Then again, if the petitioners want to stay in the Thunderdome, Justice Antonin Scalia is all too happy to let them have it. Forget Stevens' vision of a civic regime of neighborly persuasion: Scalia asks, "what about just wanting to know [the petition-signers'] names so you can criticize them? ... Part of the reason [for disclosure] is so you can be out there and be responsible for the positions you have taken."
This attitude, after all, has motivated Scalia year after year to employ an acid pen as his weapon of choice in jurisprudential fights to the death with Justice Stevens.
Problem is, Scalia's vision requires a worthy nemesis of a distinctly different style to make it work. Otherwise, one gets as an opponent nothing more than an exposed bully who starts whining that the fight isn't fair and then runs away crying when he is really just over matched. Let's go to the tape:
Bopp: Well, then why don't they require both sides?
Justice Scalia: So that people—people can criticize you for the position you have taken.
Bopp: Then why don't they require both sides if that was the purpose?
Justice Scalia: What do you mean, "both sides"? The other side hasn't signed anything.
Bopp: The other side—(Laughter.)
Justice Scalia: When they sign something, they will be out there for public criticism as well.
Bopp: OK. But this is a one-way street.
Justice Scalia: Oh, this is such a touchy-feely, oh, so sensitive about—about any—(Laughter.) You know, you can't run a democracy this way, with everybody being afraid of having his political positions known.
Bopp: I'm sorry, Justice Scalia, but the campaign manager of this initiative had his family sleep in his living room because of the threats. [Ed. note: Bopp, quite agitated, shouted the final few words at Justice Scalia.]
Justice Scalia: Well, that's bad. The threats should be moved against vigorously, but just because there can be criminal activity doesn't mean that you—you have to eliminate a procedure that is otherwise perfectly reasonable.
Bopp: But all we are asking for is a First Amendment analysis of the compelled disclosure of the identity of these people and whether or not these interests are sufficient.
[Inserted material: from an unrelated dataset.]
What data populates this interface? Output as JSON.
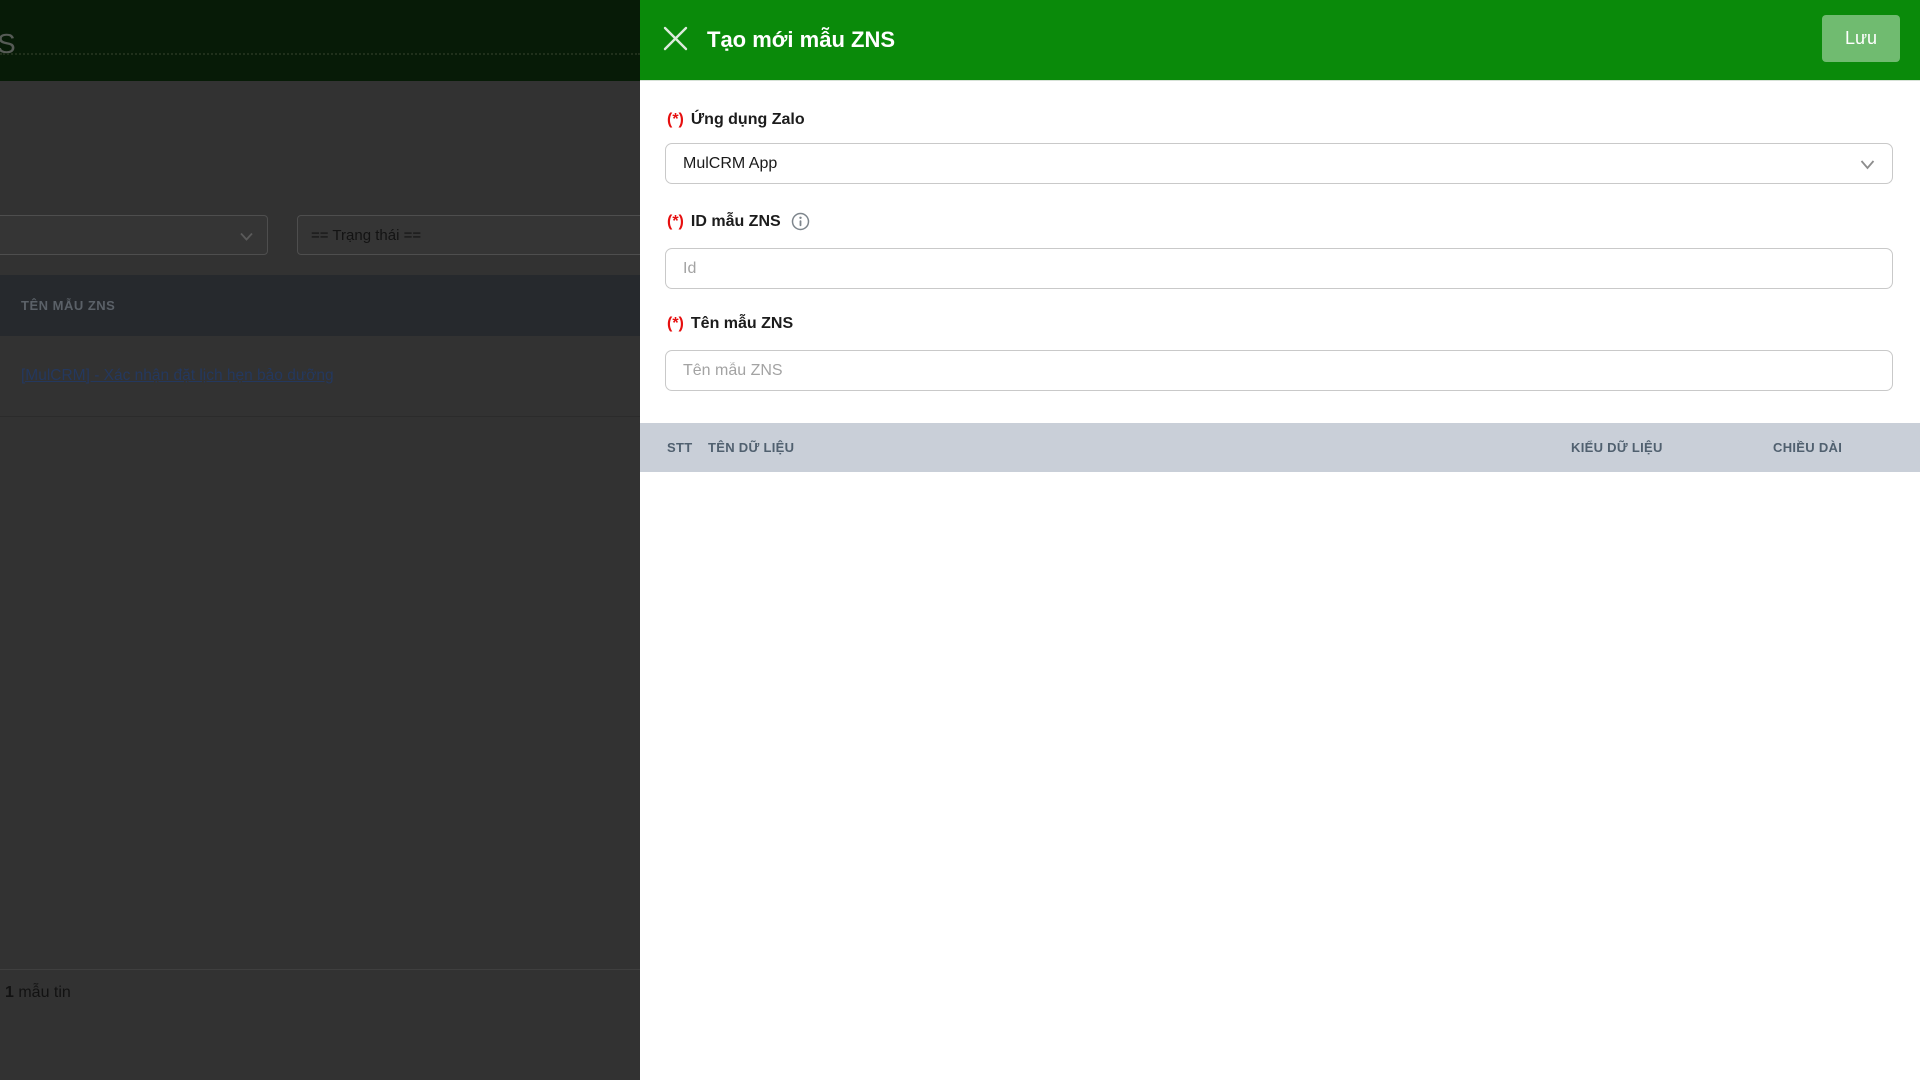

May I reserve the balance of my time?
Stevens knows as well as Scalia that sometimes one does just have to get down into the footnotes and fight dirty to get your way. But this has never stopped Stevens from wishing for the return of that the moderate court he knew in 1975, and the country it reflected that sought to heal a decade of social turmoil.
Today, Scalia may have gotten the knockout punch, but he responded to Stevens' setup. In doing so, Scalia proved Stevens' point: when traditional adversaries begin to listen to each other, they bring out the best in each other—sometimes even achieving shared goals despite radically different approaches.
The country will sorely miss Justice Stevens' influence on the court as its master cooperator and combatant. May his presence live on and his vision succeed in years to come.
Mike Sacks is a third-year law student at Georgetown University Law Center interested in legal journalism and the intersection of law and politics. Contact him at.